──────── Exercise data ────────

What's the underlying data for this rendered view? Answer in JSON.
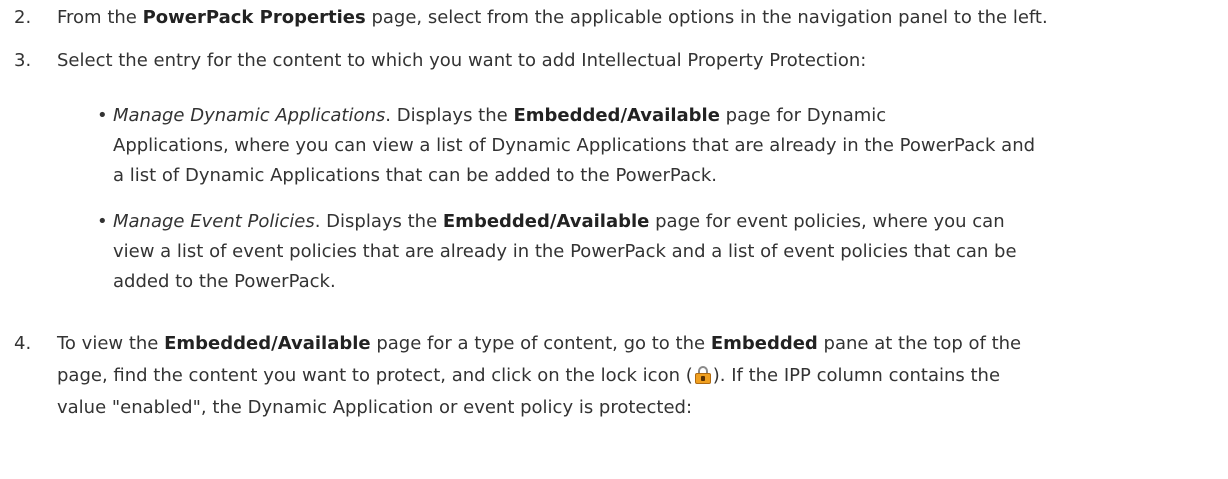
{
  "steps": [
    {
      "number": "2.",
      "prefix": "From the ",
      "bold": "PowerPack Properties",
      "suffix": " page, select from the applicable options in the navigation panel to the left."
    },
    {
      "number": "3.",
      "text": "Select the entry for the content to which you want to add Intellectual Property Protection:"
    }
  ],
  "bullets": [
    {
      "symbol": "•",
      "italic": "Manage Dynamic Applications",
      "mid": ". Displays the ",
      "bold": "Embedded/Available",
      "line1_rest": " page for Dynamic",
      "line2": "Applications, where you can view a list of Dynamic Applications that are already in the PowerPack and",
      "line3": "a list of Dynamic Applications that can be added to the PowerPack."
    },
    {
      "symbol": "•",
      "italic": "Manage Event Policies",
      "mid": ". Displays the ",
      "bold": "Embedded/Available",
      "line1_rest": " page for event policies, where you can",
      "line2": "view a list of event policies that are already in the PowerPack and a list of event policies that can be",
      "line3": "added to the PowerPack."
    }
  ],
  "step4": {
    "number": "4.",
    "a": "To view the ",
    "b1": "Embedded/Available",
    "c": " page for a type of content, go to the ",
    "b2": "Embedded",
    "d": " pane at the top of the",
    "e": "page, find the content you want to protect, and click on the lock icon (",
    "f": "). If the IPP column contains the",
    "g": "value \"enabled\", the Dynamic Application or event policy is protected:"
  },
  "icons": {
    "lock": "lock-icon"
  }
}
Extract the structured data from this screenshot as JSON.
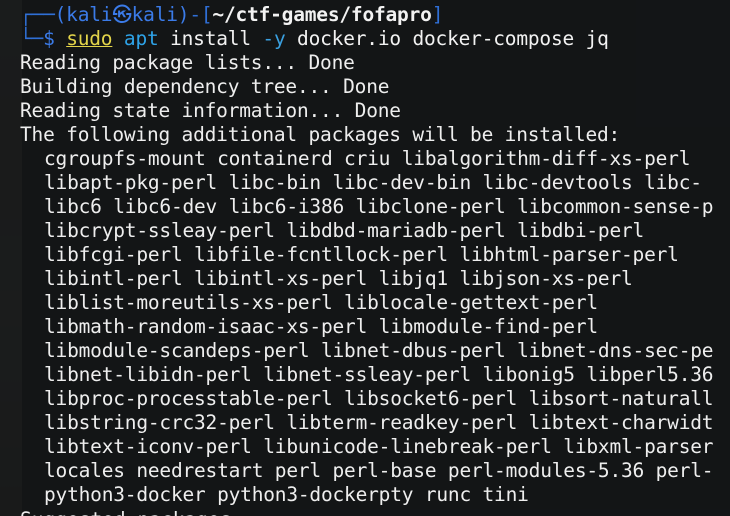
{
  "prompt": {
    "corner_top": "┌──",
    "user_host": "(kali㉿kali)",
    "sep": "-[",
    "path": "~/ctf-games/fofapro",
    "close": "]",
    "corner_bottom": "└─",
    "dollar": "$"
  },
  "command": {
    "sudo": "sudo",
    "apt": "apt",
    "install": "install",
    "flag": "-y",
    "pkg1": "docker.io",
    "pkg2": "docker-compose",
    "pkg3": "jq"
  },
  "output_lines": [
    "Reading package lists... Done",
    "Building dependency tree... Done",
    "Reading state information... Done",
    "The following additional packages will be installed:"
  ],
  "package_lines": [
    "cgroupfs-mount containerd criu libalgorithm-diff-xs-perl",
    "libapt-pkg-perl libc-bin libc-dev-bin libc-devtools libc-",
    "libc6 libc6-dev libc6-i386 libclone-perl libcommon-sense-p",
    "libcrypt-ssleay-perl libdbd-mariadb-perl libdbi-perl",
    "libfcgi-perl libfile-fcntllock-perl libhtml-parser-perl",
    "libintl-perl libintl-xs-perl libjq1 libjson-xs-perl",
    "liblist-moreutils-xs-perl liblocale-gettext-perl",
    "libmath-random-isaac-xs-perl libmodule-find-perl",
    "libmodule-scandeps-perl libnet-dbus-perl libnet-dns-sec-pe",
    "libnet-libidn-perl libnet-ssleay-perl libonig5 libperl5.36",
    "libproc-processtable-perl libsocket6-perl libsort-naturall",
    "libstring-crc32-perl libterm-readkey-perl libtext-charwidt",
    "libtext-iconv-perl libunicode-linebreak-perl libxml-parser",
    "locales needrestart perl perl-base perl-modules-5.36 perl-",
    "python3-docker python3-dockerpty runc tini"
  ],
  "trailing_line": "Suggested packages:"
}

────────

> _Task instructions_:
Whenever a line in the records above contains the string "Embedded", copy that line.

> _Response to the exercise_:
      "bold": "Embedded/Available",
      "bold": "Embedded/Available",
    "b1": "Embedded/Available",
    "b2": "Embedded",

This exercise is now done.